Journalists and pundits reviewing the final praised Liverpool’s tenacity; radio commentator Alan Green wrote in his News Letter column of 14 May 2001: “Simply, they never give up and when you have a player like Michael Owen within your ranks you believe that any situation can be rescued, as it was in the magnificent Millennium Stadium.” The Guardian correspondent David Lacey declared “The Owen of France '98 was reborn in Cardiff,” while Hugh McIlvanney of The Sunday Times called Owen “the master executioner of English football.” McIlvanney felt over the 90 minutes the Arsenal team were “unlucky to lose,” lauding Vieira’s show in midfield. James Lawton’s match report in The Independent was not as empathetic; although in praise of Henry’s performance his indecision compared to Owen, demonstrated how “effect, not style, is everything” in football. Clive White of The Herald criticised Henry’s lack of end product, using the final and Arsenal’s European fixture against Valencia to demonstrate how he would never be considered a “natural goalscorer”. Ron Atkinson said Liverpool’s winning goal came about because of Arsenal’s eagerness to attack, which left gaps in defence.

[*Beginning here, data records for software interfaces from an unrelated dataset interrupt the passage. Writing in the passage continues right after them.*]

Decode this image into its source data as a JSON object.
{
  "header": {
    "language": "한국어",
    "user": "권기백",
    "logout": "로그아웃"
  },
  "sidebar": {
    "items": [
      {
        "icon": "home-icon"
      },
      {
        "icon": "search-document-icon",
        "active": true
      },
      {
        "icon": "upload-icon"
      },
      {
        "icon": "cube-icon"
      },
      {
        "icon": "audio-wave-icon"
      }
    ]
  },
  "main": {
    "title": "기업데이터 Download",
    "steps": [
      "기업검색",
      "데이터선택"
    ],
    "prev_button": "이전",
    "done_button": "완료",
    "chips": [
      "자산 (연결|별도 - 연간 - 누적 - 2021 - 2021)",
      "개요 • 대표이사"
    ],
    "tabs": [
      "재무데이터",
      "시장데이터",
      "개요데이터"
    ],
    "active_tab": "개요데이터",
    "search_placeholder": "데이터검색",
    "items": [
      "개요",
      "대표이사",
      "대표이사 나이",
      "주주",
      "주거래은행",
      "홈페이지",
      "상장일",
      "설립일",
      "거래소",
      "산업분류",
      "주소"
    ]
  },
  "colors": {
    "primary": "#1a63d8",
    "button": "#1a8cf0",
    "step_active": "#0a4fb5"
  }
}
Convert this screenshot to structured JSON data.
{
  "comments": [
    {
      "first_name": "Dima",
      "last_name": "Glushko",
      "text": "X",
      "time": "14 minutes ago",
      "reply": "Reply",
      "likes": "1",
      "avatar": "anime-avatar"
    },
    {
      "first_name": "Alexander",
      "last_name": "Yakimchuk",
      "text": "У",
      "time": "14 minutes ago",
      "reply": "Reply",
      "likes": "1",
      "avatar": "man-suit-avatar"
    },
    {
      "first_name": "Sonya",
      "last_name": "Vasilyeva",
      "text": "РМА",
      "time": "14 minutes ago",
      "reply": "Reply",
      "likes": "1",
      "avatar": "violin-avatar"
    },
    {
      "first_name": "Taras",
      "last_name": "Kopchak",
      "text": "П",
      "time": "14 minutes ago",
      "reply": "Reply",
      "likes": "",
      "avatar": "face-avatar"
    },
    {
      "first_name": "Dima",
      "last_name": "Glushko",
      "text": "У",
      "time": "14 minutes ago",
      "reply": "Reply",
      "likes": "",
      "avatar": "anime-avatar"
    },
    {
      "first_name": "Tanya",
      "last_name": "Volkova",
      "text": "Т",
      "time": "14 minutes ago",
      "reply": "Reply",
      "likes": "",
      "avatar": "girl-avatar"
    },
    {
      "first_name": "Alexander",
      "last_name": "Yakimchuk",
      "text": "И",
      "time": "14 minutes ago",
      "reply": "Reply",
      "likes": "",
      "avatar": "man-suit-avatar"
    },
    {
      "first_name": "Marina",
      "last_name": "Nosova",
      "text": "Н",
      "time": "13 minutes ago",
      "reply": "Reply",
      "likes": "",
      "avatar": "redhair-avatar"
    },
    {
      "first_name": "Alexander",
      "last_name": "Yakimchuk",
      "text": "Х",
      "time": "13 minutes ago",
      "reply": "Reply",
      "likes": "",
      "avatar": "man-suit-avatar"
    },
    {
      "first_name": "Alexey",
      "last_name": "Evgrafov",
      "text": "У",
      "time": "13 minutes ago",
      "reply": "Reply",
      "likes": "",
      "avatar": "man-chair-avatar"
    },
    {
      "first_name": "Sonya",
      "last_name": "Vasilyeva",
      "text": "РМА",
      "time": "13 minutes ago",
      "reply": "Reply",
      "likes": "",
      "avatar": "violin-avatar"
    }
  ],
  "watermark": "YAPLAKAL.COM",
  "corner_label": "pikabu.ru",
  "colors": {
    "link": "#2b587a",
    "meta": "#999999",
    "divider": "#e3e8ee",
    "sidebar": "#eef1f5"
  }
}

- "History for Cardiff-Wales, United Kingdom". Weather Underground. Retrieved 3 January 2015.
- Deans, Jason (14 May 2001). "Ant and Dec suffer from heat rash". The Guardian (London). Retrieved 17 May 2013.
- "Owen shatters Arsenal in Cup final". BBC Sport. 12 May 2001. Retrieved 31 December 2009.
- Lacey, David (14 May 2001). "Five minutes that turned the world upside down". The Guardian (London). Retrieved 21 April 2010.
- Wilson, Paul (13 May 2001). "Owen spikes the Gunners". The Observer (London). Retrieved 21 April 2010.
- "Liverpool squad, officials". The Football Association. Archived from the original on 24 October 2007. Retrieved 3 January 2015.
- "Arsenal squad, rules". The Football Association. Archived from the original on 24 October 2007. Retrieved 3 January 2015.
- "How they rated". News of the World. 13 May 2001. p. S8.
- Driscoll, Matt (13 May 2001). "Football's Owen home". News of the World. p. S2.
- Green, Alan (14 May 2001). "'Old Empire' striking back". The News Letter. p. 60.
- Lacey, David (14 May 2001). "Five minutes that turned the world upside down". The Guardian. Retrieved 6 April 2015.
- McIlvanney, Hugh (13 May 2001). "Gunned down by smiling assassin". The Sunday Times. p. S3.
- Lawton, James (14 May 2001). "Clinical Owen takes Arsenal to finishing school". The Independent. p. S3.
- White, Clive (14 May 2001). "Owen shows how it's done; No hoorays for Henry as he fails to breach defence". The Herald. Retrieved 6 April 2015. (subscription required)
- Atkinson, Ron (14 May 2001). "How a moment's lapse lost the Cup for Arsenal". The Guardian. Retrieved 6 April 2015.